Witness W who worked in the role of Events Manager in the company gave evidence. She said staff were encouraged to sell tickets and to have their own accounts.
The claimant gave evidence. He had worked in the UK and had travelled to the office in Ireland on a weekly basis. He trained staff and clarified procedures. He subsequently moved to the Irish office and was there for four to five years.
On 1st April 2015 EOS marched into his office and asked him to confirm his email address and to attend a meeting. He had no notice of this meeting or was not aware of the subject matter of the meeting. Some days prior to this disciplinary meeting GB, Trainee Manager asked him to run through the company procedures with her. EOS told him there was too much activity on his account. At the conclusion of the meeting he was asked to leave the company and to leave the company property behind him. The system was locked on his laptop and his account was closed.
AL conducted the disciplinary hearing. She had only joined the company two days prior to this hearing. The claimant believed that as AL was new to the company she could not have been very familiar with the system. During the course of the disciplinary meeting with AL he was shown certain transactions on a spreadsheet. It was custom and practice in the company to make substitutions. The company advertised tickets prior to events being announced. He was always conscious that tickets would arrive in time to the customer.

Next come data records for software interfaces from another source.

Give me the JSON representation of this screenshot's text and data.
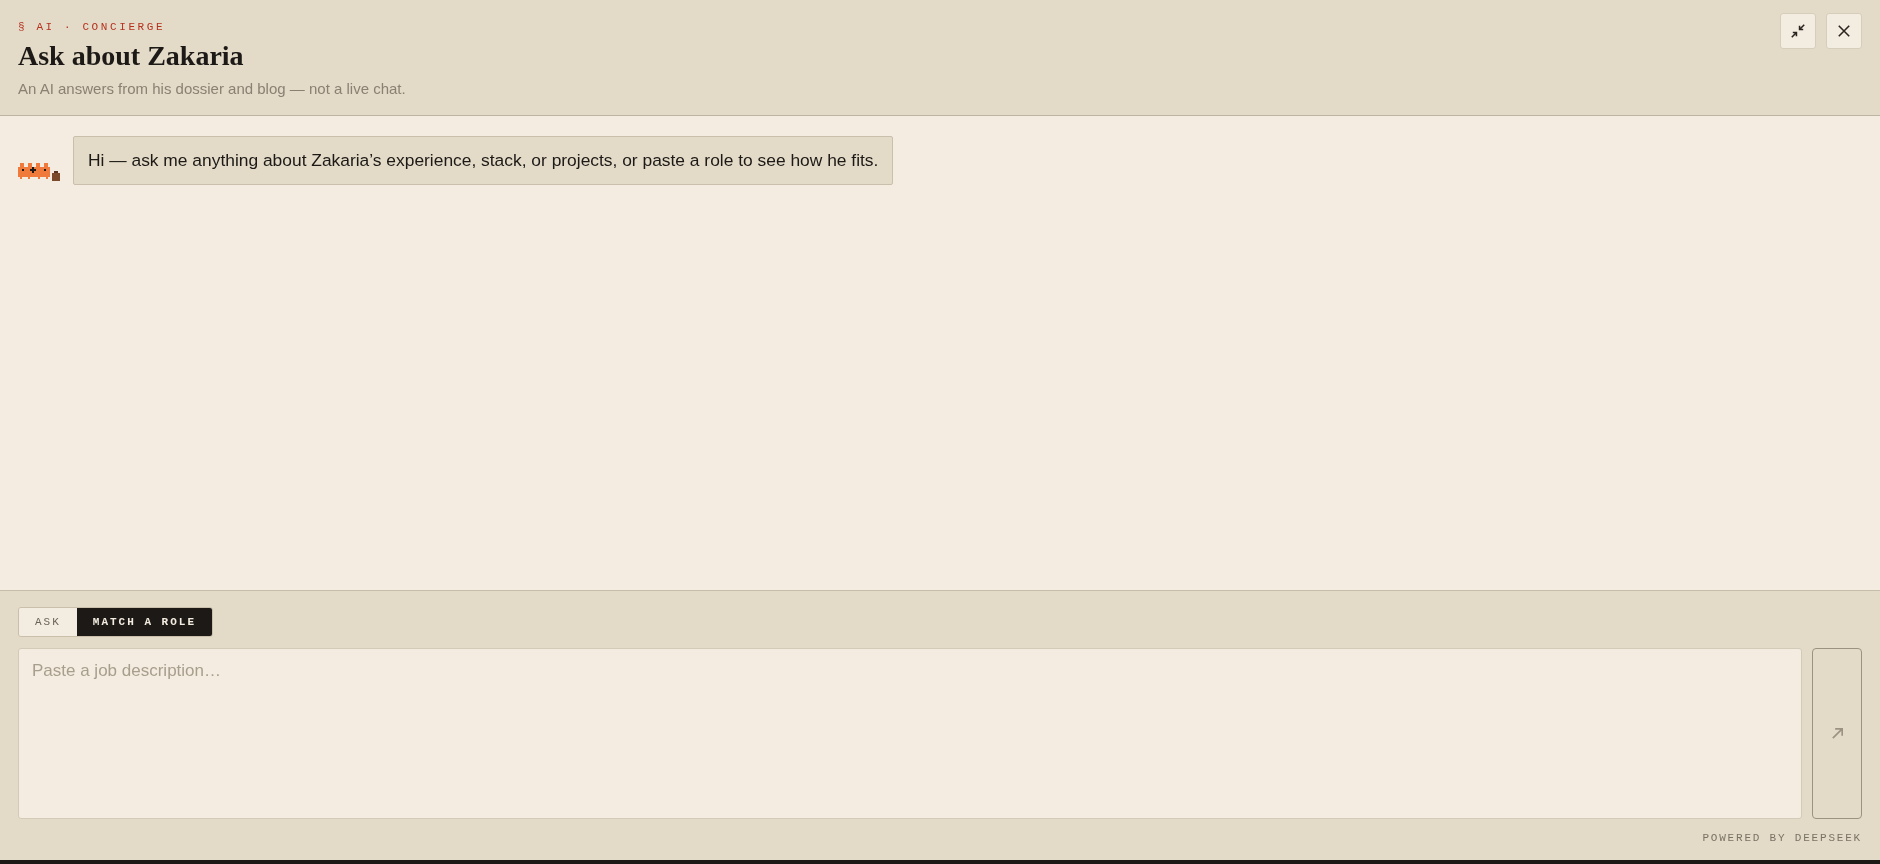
{
  "header": {
    "eyebrow": "§ AI · CONCIERGE",
    "title": "Ask about Zakaria",
    "subtitle": "An AI answers from his dossier and blog — not a live chat.",
    "controls": [
      {
        "kind": "collapse"
      },
      {
        "kind": "close"
      }
    ]
  },
  "messages": [
    {
      "kind": "assistant",
      "text": "Hi — ask me anything about Zakaria’s experience, stack, or projects, or paste a role to see how he fits."
    }
  ],
  "composer": {
    "tabs": [
      {
        "label": "ASK",
        "selected": false
      },
      {
        "label": "MATCH A ROLE",
        "selected": true
      }
    ],
    "input": {
      "placeholder": "Paste a job description…"
    },
    "send_button": {
      "disabled": true
    }
  },
  "footer": {
    "powered_by": "POWERED BY DEEPSEEK"
  }
}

The claimant had never being disciplined during the course of his tenure. He was dismissed by letter dated 8th May 2015. He was offered a right of appeal. He wanted an independent third party to conduct this appeal. This was denied to him. He chose then not to appeal his dismissal.
He secured alternative employment for a two month period after the termination of his employment. When his employment with that company ceased he immediately secured another role but at a significantly lesser rate of pay. He had to move to Dublin to take up this role.
The Tribunal carefully considered the evidence adduced over the course of two days. To arrive at a determination of this claim the Tribunal needs to consider whether the conduct of the claimant was such as to warrant dismissal and in addition whether the procedures relied on by the respondent were reasonable and robust in the circumstances.
The claimant was employed by the respondent for a number of years, initially in the UK and later in Ireland. He occupied a position of responsibility and was involved in staff training and drafting company procedures. He was suspended with pay on 1 April 2015 pending an investigation. The allegations against him were communicated to him in a letter of 3 April 2015. At the disciplinary meeting held on 1 May 2015 the claimant accepted that he had bought tickets himself and then sold them to the respondent company at a profit to himself. The claimant was reluctant to accept that this behaviour was contrary to the respondent’s team member selling policy. The Tribunal is satisfied that the claimant’s action in using his position to receive extra income at his employer’s expense constitutes misconduct for which the sanction of dismissal is not unfair.
The Tribunal believes that it would have been desirable to have the appeal heard by an independent third party who had no involvement in either the investigation or the disciplinary process. Notwithstanding this deficiency the Tribunal is satisfied that the claimant did not exhaust the appeals process or avail of all avenues open to him in that regard.
The claim under the Unfair Dismissals Acts 1977 to 2007 fails.
Sealed with the Seal of the
Employment Appeals Tribunal